(K. Kopter, Patrick Bingham-Hall, and WOHA)

Oasia Hotel Downtown, Singapore
Developer: Far East Organization
Designer: WOHA
Site size: 0.6 acres (0.2 ha) 

Set against an urban landscape of concrete, steel, and glass in Tanjong Pagar, Singapore’s central business district, Oasia Hotel Downtown (OHD) stands out with its red silhouette clad in lush greenery. An integrated hotel/office development comprising a 27-story, 314-room business hotel and 100 new-age offices, OHD responds to the government’s vision for the precinct earmarked as the island’s next waterfront city with a mix of business, commercial, and residential activities. 

The developer sought to create alternative imagery for commercial high-rise developments while combining innovative ways to intensify land use.
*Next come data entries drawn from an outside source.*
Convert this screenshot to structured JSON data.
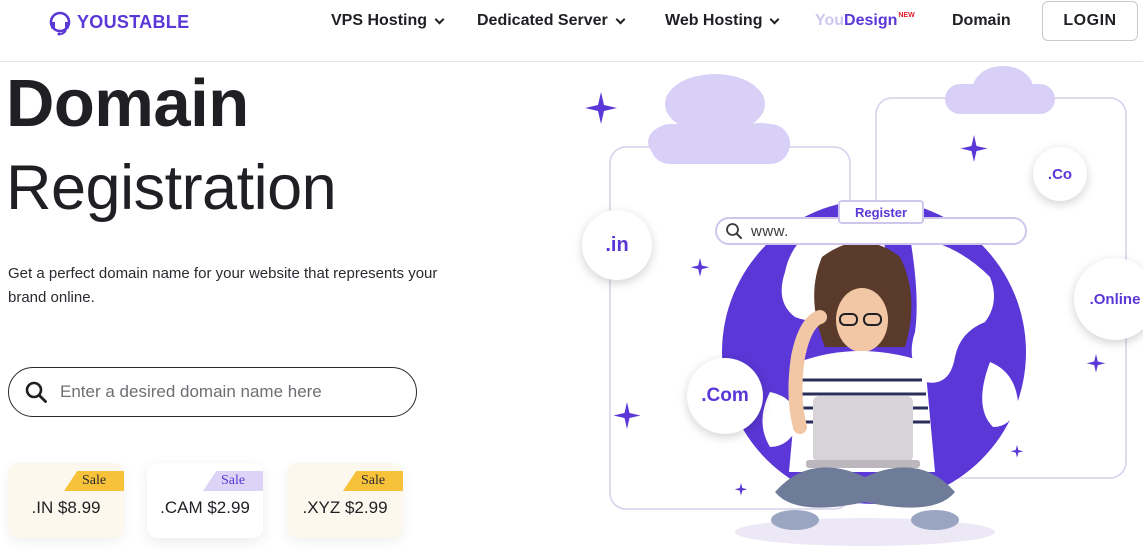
{
  "brand": {
    "name": "YOUSTABLE",
    "color": "#5a37d6"
  },
  "nav": {
    "vps": "VPS Hosting",
    "dedicated": "Dedicated Server",
    "web": "Web Hosting",
    "youdesign_you": "You",
    "youdesign_design": "Design",
    "youdesign_badge": "NEW",
    "domain": "Domain",
    "login": "LOGIN"
  },
  "hero": {
    "title_line1": "Domain",
    "title_line2": "Registration",
    "description": "Get a perfect domain name for your website that represents your brand online."
  },
  "search": {
    "placeholder": "Enter a desired domain name here",
    "value": ""
  },
  "price_cards": [
    {
      "badge": "Sale",
      "label": ".IN $8.99"
    },
    {
      "badge": "Sale",
      "label": ".CAM $2.99"
    },
    {
      "badge": "Sale",
      "label": ".XYZ $2.99"
    }
  ],
  "illustration": {
    "tlds": {
      "in": ".in",
      "co": ".Co",
      "online": ".Online",
      "com": ".Com"
    },
    "www_text": "www.",
    "register_label": "Register"
  },
  "colors": {
    "accent": "#5a37d6",
    "lavender": "#cfc6ee",
    "sale_gold": "#f7c13a",
    "card_cream": "#fdf8ee"
  }
}
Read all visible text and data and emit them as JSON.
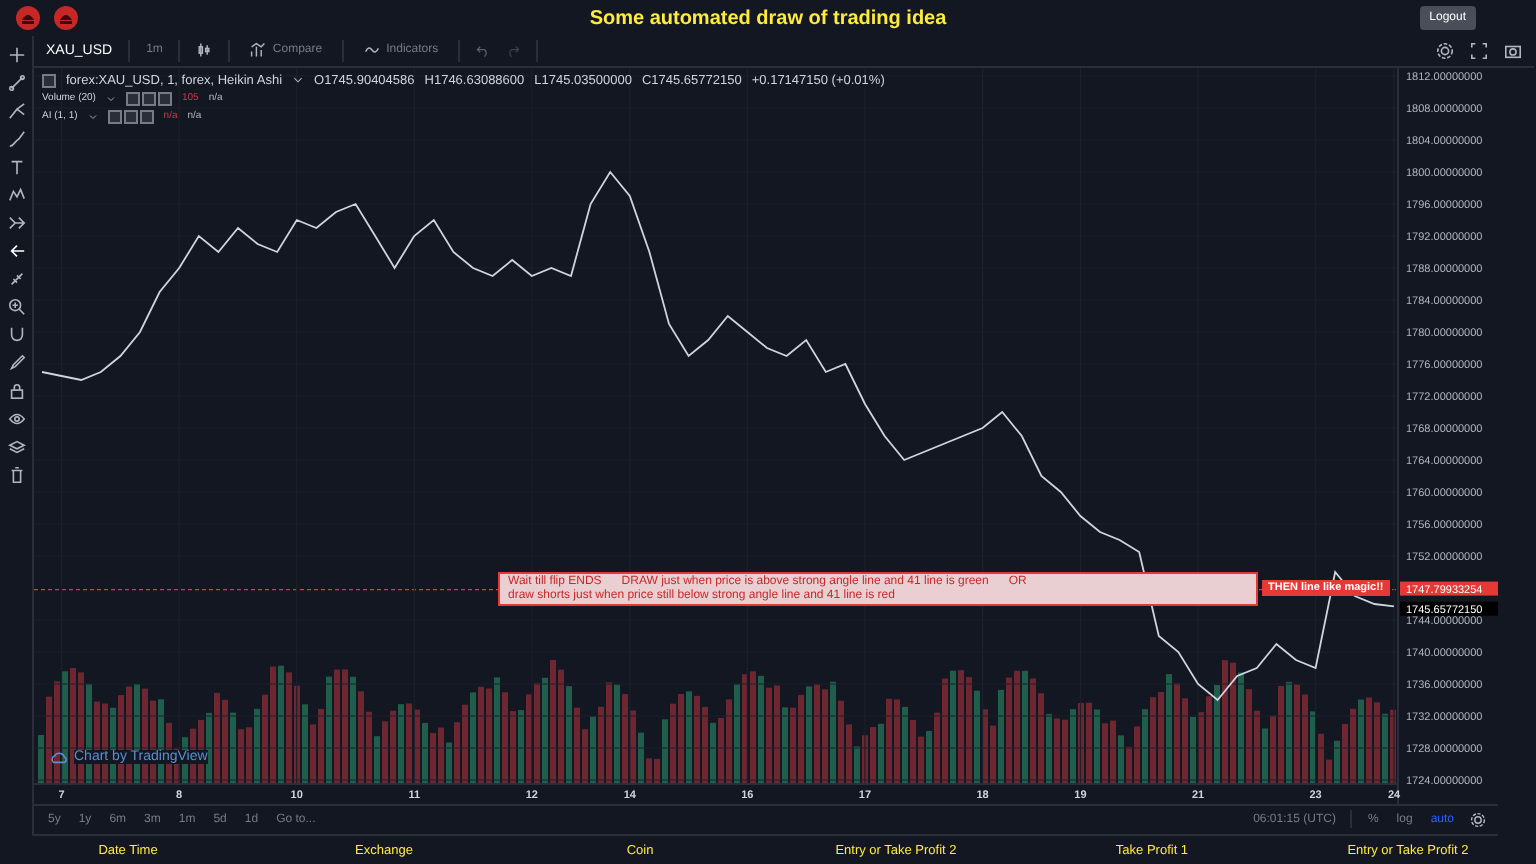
{
  "header": {
    "title": "Some automated draw of trading idea",
    "logout": "Logout"
  },
  "toolbar": {
    "symbol": "XAU_USD",
    "interval": "1m",
    "compare": "Compare",
    "indicators": "Indicators"
  },
  "legend": {
    "checked": false,
    "series": "forex:XAU_USD, 1, forex, Heikin Ashi",
    "ohlc": [
      "O1745.90404586",
      "H1746.63088600",
      "L1745.03500000",
      "C1745.65772150",
      "+0.17147150 (+0.01%)"
    ],
    "studies": [
      {
        "name": "Volume (20)",
        "values": [
          "105",
          "n/a"
        ]
      },
      {
        "name": "AI (1, 1)",
        "values": [
          "n/a",
          "n/a"
        ]
      }
    ]
  },
  "chart": {
    "chart_data": {
      "type": "line",
      "grid": true,
      "ylim": [
        1723,
        1813
      ],
      "categories": [
        null,
        "7",
        null,
        null,
        null,
        null,
        null,
        "8",
        null,
        null,
        null,
        null,
        null,
        "10",
        null,
        null,
        null,
        null,
        null,
        "11",
        null,
        null,
        null,
        null,
        null,
        "12",
        null,
        null,
        null,
        null,
        "14",
        null,
        null,
        null,
        null,
        null,
        "16",
        null,
        null,
        null,
        null,
        null,
        "17",
        null,
        null,
        null,
        null,
        null,
        "18",
        null,
        null,
        null,
        null,
        "19",
        null,
        null,
        null,
        null,
        null,
        "21",
        null,
        null,
        null,
        null,
        null,
        "23",
        null,
        null,
        null,
        "24"
      ],
      "series": [
        {
          "color": "#d1d4dc",
          "values": [
            1775,
            1774.5,
            1774,
            1775,
            1777,
            1780,
            1785,
            1788,
            1792,
            1790,
            1793,
            1791,
            1790,
            1794,
            1793,
            1795,
            1796,
            1792,
            1788,
            1792,
            1794,
            1790,
            1788,
            1787,
            1789,
            1787,
            1788,
            1787,
            1796,
            1800,
            1797,
            1790,
            1781,
            1777,
            1779,
            1782,
            1780,
            1778,
            1777,
            1779,
            1775,
            1776,
            1771,
            1767,
            1764,
            1765,
            1766,
            1767,
            1768,
            1770,
            1767,
            1762,
            1760,
            1757,
            1755,
            1754,
            1752.5,
            1742,
            1740,
            1736,
            1734,
            1737,
            1738,
            1741,
            1739,
            1738,
            1750,
            1747,
            1746,
            1745.7
          ]
        }
      ],
      "yticks": [
        {
          "value": 1812,
          "label": "1812.00000000"
        },
        {
          "value": 1808,
          "label": "1808.00000000"
        },
        {
          "value": 1804,
          "label": "1804.00000000"
        },
        {
          "value": 1800,
          "label": "1800.00000000"
        },
        {
          "value": 1796,
          "label": "1796.00000000"
        },
        {
          "value": 1792,
          "label": "1792.00000000"
        },
        {
          "value": 1788,
          "label": "1788.00000000"
        },
        {
          "value": 1784,
          "label": "1784.00000000"
        },
        {
          "value": 1780,
          "label": "1780.00000000"
        },
        {
          "value": 1776,
          "label": "1776.00000000"
        },
        {
          "value": 1772,
          "label": "1772.00000000"
        },
        {
          "value": 1768,
          "label": "1768.00000000"
        },
        {
          "value": 1764,
          "label": "1764.00000000"
        },
        {
          "value": 1760,
          "label": "1760.00000000"
        },
        {
          "value": 1756,
          "label": "1756.00000000"
        },
        {
          "value": 1752,
          "label": "1752.00000000"
        },
        {
          "value": 1744,
          "label": "1744.00000000"
        },
        {
          "value": 1740,
          "label": "1740.00000000"
        },
        {
          "value": 1736,
          "label": "1736.00000000"
        },
        {
          "value": 1732,
          "label": "1732.00000000"
        },
        {
          "value": 1728,
          "label": "1728.00000000"
        },
        {
          "value": 1724,
          "label": "1724.00000000"
        }
      ]
    },
    "price_markers": [
      {
        "label": "1747.79933254",
        "color": "#e53935"
      },
      {
        "label": "1745.65772150",
        "color": "#000000"
      }
    ],
    "annotation": {
      "segments": [
        "Wait till flip ENDS",
        "DRAW just when  price is above strong angle line and 41 line is green",
        "OR",
        "draw shorts just when price still below strong angle line and 41 line is red"
      ],
      "callout": "THEN line like magic!!"
    },
    "attribution": "Chart by TradingView"
  },
  "range_bar": {
    "ranges": [
      "5y",
      "1y",
      "6m",
      "3m",
      "1m",
      "5d",
      "1d"
    ],
    "goto": "Go to...",
    "clock": "06:01:15 (UTC)",
    "options": [
      {
        "label": "%",
        "selected": false
      },
      {
        "label": "log",
        "selected": false
      },
      {
        "label": "auto",
        "selected": true
      }
    ]
  },
  "footer": [
    "Date Time",
    "Exchange",
    "Coin",
    "Entry or Take Profit 2",
    "Take Profit 1",
    "Entry or Take Profit 2"
  ]
}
Designed by local architecture firm WOHA and recognized for its innovative and green portfolio, OHD brings to life new interpretations of vertical environment. The intent at the outset was to give back greenery to the city, both vertically and horizontally. The result: OHD’s main facade is lined with greenery entwined around vertical grid panels in five warm tones of red, forming a green skin.  
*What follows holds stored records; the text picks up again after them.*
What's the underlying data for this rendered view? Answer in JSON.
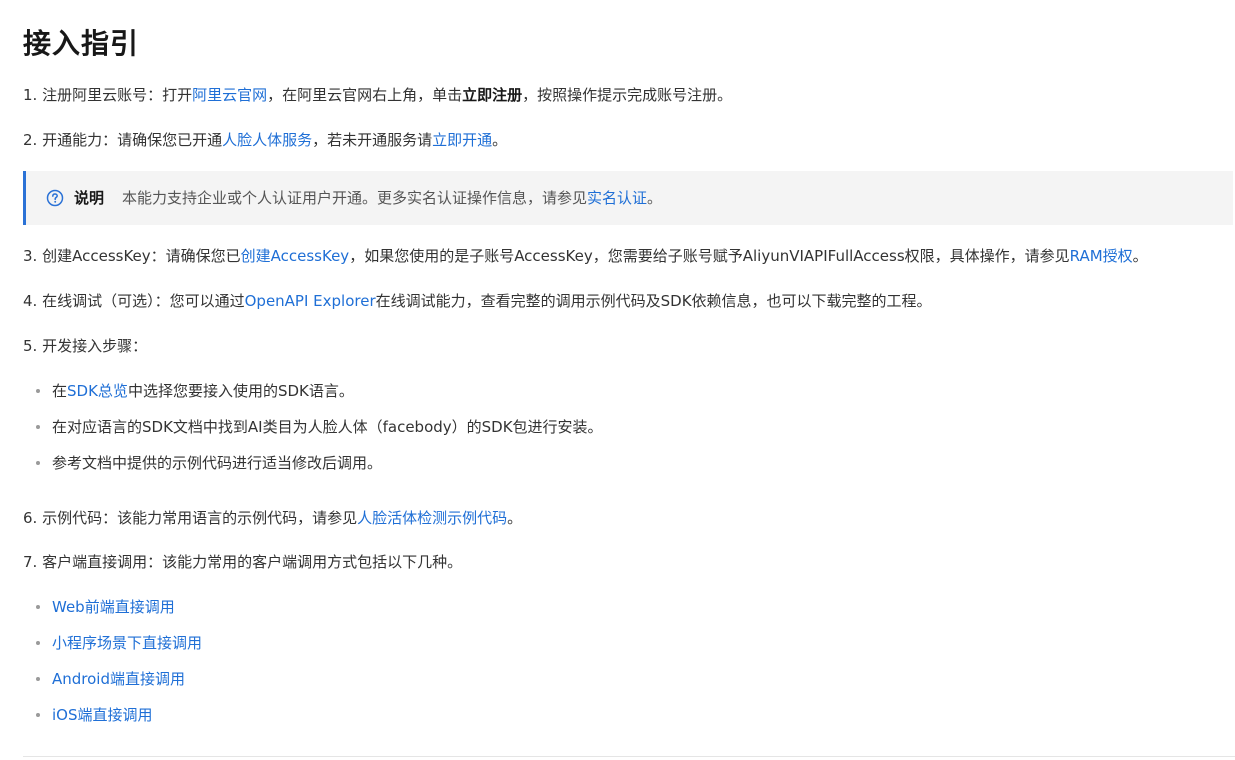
{
  "title": "接入指引",
  "steps": {
    "s1": {
      "num": "1.",
      "a": "注册阿里云账号：打开",
      "link1": "阿里云官网",
      "b": "，在阿里云官网右上角，单击",
      "strong": "立即注册",
      "c": "，按照操作提示完成账号注册。"
    },
    "s2": {
      "num": "2.",
      "a": "开通能力：请确保您已开通",
      "link1": "人脸人体服务",
      "b": "，若未开通服务请",
      "link2": "立即开通",
      "c": "。"
    },
    "note": {
      "title": "说明",
      "text": "本能力支持企业或个人认证用户开通。更多实名认证操作信息，请参见",
      "link": "实名认证",
      "end": "。"
    },
    "s3": {
      "num": "3.",
      "a": "创建AccessKey：请确保您已",
      "link1": "创建AccessKey",
      "b": "，如果您使用的是子账号AccessKey，您需要给子账号赋予AliyunVIAPIFullAccess权限，具体操作，请参见",
      "link2": "RAM授权",
      "c": "。"
    },
    "s4": {
      "num": "4.",
      "a": "在线调试（可选）：您可以通过",
      "link1": "OpenAPI Explorer",
      "b": "在线调试能力，查看完整的调用示例代码及SDK依赖信息，也可以下载完整的工程。"
    },
    "s5": {
      "num": "5.",
      "a": "开发接入步骤：",
      "bullets": [
        {
          "pre": "在",
          "link": "SDK总览",
          "post": "中选择您要接入使用的SDK语言。"
        },
        {
          "pre": "在对应语言的SDK文档中找到AI类目为人脸人体（facebody）的SDK包进行安装。",
          "link": "",
          "post": ""
        },
        {
          "pre": "参考文档中提供的示例代码进行适当修改后调用。",
          "link": "",
          "post": ""
        }
      ]
    },
    "s6": {
      "num": "6.",
      "a": "示例代码：该能力常用语言的示例代码，请参见",
      "link1": "人脸活体检测示例代码",
      "c": "。"
    },
    "s7": {
      "num": "7.",
      "a": "客户端直接调用：该能力常用的客户端调用方式包括以下几种。",
      "links": [
        "Web前端直接调用",
        "小程序场景下直接调用",
        "Android端直接调用",
        "iOS端直接调用"
      ]
    }
  },
  "colors": {
    "link": "#1f6fd6",
    "note_border": "#2b72d6",
    "note_bg": "#f4f4f4"
  },
  "icons": {
    "note": "question-circle-icon"
  }
}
Vertical greenery forms an intrinsic part of the external palette. The greenery is enhanced by alternating 30-meter-tall (98 ft) sky gardens and sleek architectural details to form a tropical skyscraper in the financial district. The facade panels open up on different floors to elevated gardens cut three-dimensionally into the building like huge windows, providing natural ventilation to the structure, which is capped by an open-air rooftop garden and hotel swimming pool that offer a panoramic view of the surrounding cityscape. 

The plants, trees, water gardens, and green spaces attract insects and birds, creating a biophilic environment that engages users of the space. The project achieved overall greenery replacement of over ten times the site area. OHD was awarded Green Mark certification by Singapore’s Building and Construction Authority. It also won a Green Good Design Award from the Chicago Athenaeum and the European Centre for Architecture Art Design and Urban Studies.